◆ Task objective
Pull every line containing "继电器一" from the entries.

[Data about app and page elements]
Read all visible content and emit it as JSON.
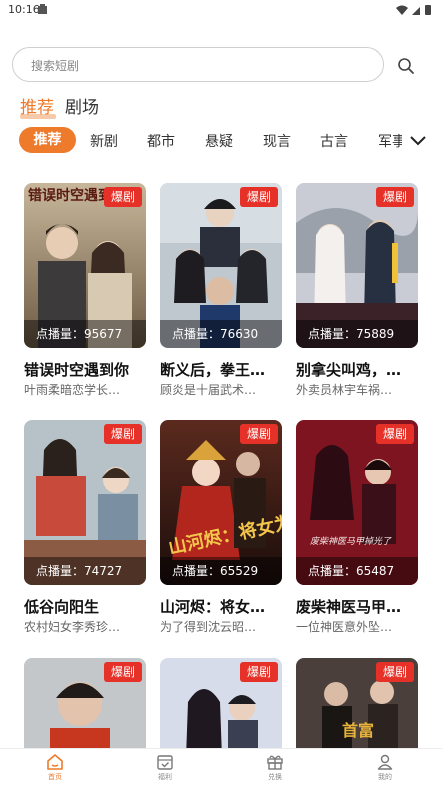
{
  "status_bar": {
    "time": "10:16"
  },
  "search": {
    "placeholder": "搜索短剧"
  },
  "top_tabs": [
    {
      "label": "推荐",
      "active": true
    },
    {
      "label": "剧场",
      "active": false
    }
  ],
  "categories": [
    "推荐",
    "新剧",
    "都市",
    "悬疑",
    "现言",
    "古言",
    "军事"
  ],
  "dramas": [
    {
      "title": "错误时空遇到你",
      "desc": "叶雨柔暗恋学长…",
      "badge": "爆剧",
      "views": "点播量：95677"
    },
    {
      "title": "断义后，拳王…",
      "desc": "顾炎是十届武术…",
      "badge": "爆剧",
      "views": "点播量：76630"
    },
    {
      "title": "别拿尖叫鸡，…",
      "desc": "外卖员林宇车祸…",
      "badge": "爆剧",
      "views": "点播量：75889"
    },
    {
      "title": "低谷向阳生",
      "desc": "农村妇女李秀珍…",
      "badge": "爆剧",
      "views": "点播量：74727"
    },
    {
      "title": "山河烬：将女…",
      "desc": "为了得到沈云昭…",
      "badge": "爆剧",
      "views": "点播量：65529"
    },
    {
      "title": "废柴神医马甲…",
      "desc": "一位神医意外坠…",
      "badge": "爆剧",
      "views": "点播量：65487"
    },
    {
      "title": "",
      "desc": "",
      "badge": "爆剧",
      "views": ""
    },
    {
      "title": "",
      "desc": "",
      "badge": "爆剧",
      "views": ""
    },
    {
      "title": "",
      "desc": "",
      "badge": "爆剧",
      "views": ""
    }
  ],
  "poster_texts": {
    "p1": "错误时空遇到你",
    "p5": "山河烬：将女为凰",
    "p6": "废柴神医马甲掉光了",
    "p9": "首富"
  },
  "bottom_nav": [
    {
      "label": "首页",
      "icon": "home-icon",
      "active": true
    },
    {
      "label": "福利",
      "icon": "calendar-check-icon",
      "active": false
    },
    {
      "label": "兑换",
      "icon": "gift-icon",
      "active": false
    },
    {
      "label": "我的",
      "icon": "user-icon",
      "active": false
    }
  ],
  "colors": {
    "accent": "#ee7a2c",
    "badge": "#e53127"
  }
}
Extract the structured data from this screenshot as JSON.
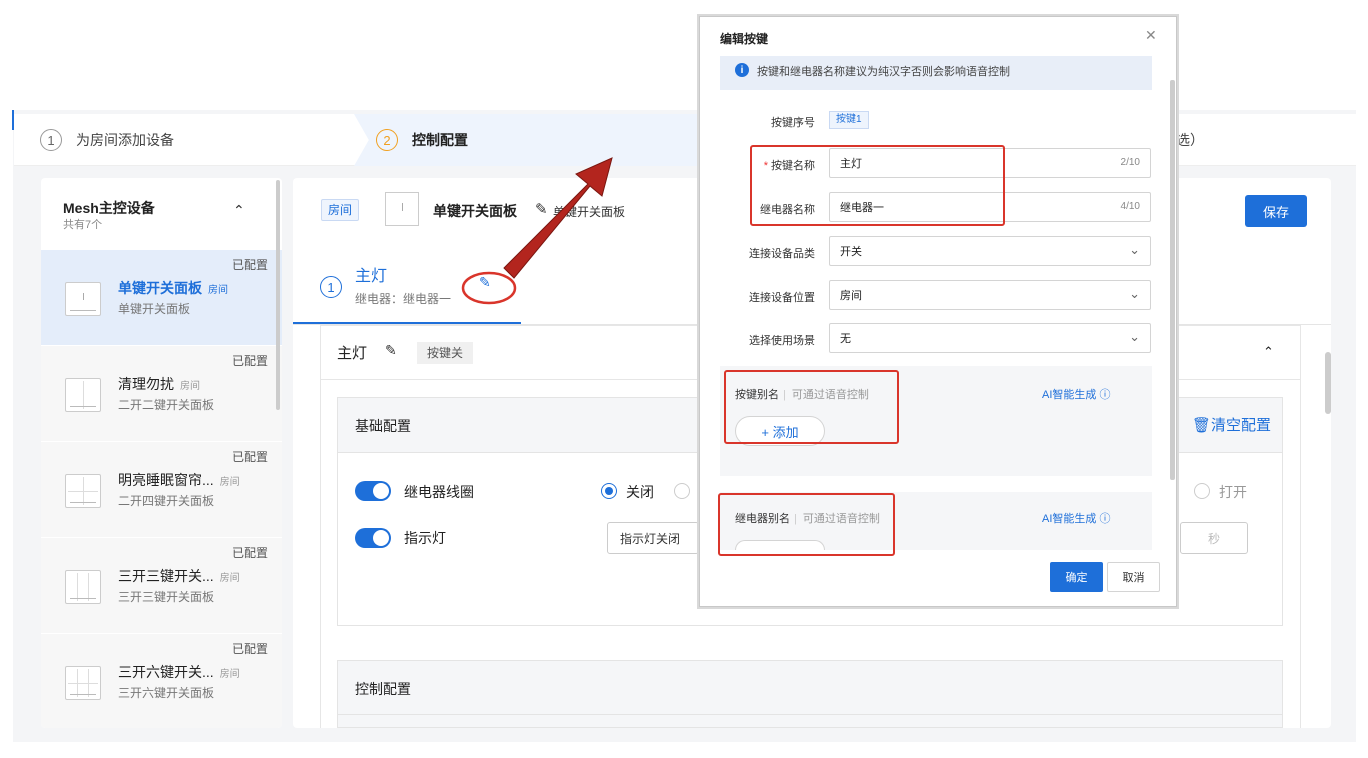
{
  "steps": [
    {
      "num": "1",
      "label": "为房间添加设备"
    },
    {
      "num": "2",
      "label": "控制配置"
    },
    {
      "num": "",
      "label": "选）"
    }
  ],
  "left_panel": {
    "title": "Mesh主控设备",
    "subtitle": "共有7个",
    "devices": [
      {
        "tag": "已配置",
        "name": "单键开关面板",
        "room": "房间",
        "model": "单键开关面板"
      },
      {
        "tag": "已配置",
        "name": "清理勿扰",
        "room": "房间",
        "model": "二开二键开关面板"
      },
      {
        "tag": "已配置",
        "name": "明亮睡眠窗帘...",
        "room": "房间",
        "model": "二开四键开关面板"
      },
      {
        "tag": "已配置",
        "name": "三开三键开关...",
        "room": "房间",
        "model": "三开三键开关面板"
      },
      {
        "tag": "已配置",
        "name": "三开六键开关...",
        "room": "房间",
        "model": "三开六键开关面板"
      }
    ]
  },
  "main": {
    "room_tag": "房间",
    "panel_name": "单键开关面板",
    "panel_model": "单键开关面板",
    "save_label": "保存",
    "key_tab": {
      "num": "1",
      "name": "主灯",
      "relay": "继电器：继电器一"
    },
    "section": {
      "title": "主灯",
      "badge": "按键关"
    },
    "basic": {
      "title": "基础配置",
      "clear_label": "清空配置",
      "relay_coil": "继电器线圈",
      "indicator": "指示灯",
      "radio_off": "关闭",
      "radio_on": "打开",
      "indicator_select": "指示灯关闭",
      "seconds": "秒"
    },
    "control": {
      "title": "控制配置"
    }
  },
  "modal": {
    "title": "编辑按键",
    "info": "按键和继电器名称建议为纯汉字否则会影响语音控制",
    "fields": {
      "key_index_label": "按键序号",
      "key_index_value": "按键1",
      "key_name_label": "按键名称",
      "key_name_value": "主灯",
      "key_name_count": "2/10",
      "relay_name_label": "继电器名称",
      "relay_name_value": "继电器一",
      "relay_name_count": "4/10",
      "device_type_label": "连接设备品类",
      "device_type_value": "开关",
      "device_pos_label": "连接设备位置",
      "device_pos_value": "房间",
      "scene_label": "选择使用场景",
      "scene_value": "无"
    },
    "key_alias": {
      "title": "按键别名",
      "hint": "可通过语音控制",
      "ai": "AI智能生成",
      "add": "+ 添加"
    },
    "relay_alias": {
      "title": "继电器别名",
      "hint": "可通过语音控制",
      "ai": "AI智能生成"
    },
    "ok": "确定",
    "cancel": "取消"
  },
  "colors": {
    "primary": "#1e6fd9",
    "annotation_red": "#d9352b",
    "arrow_red": "#b3251e"
  }
}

◆ Task answer
      "relay": "继电器：继电器一"
      "relay_name_value": "继电器一",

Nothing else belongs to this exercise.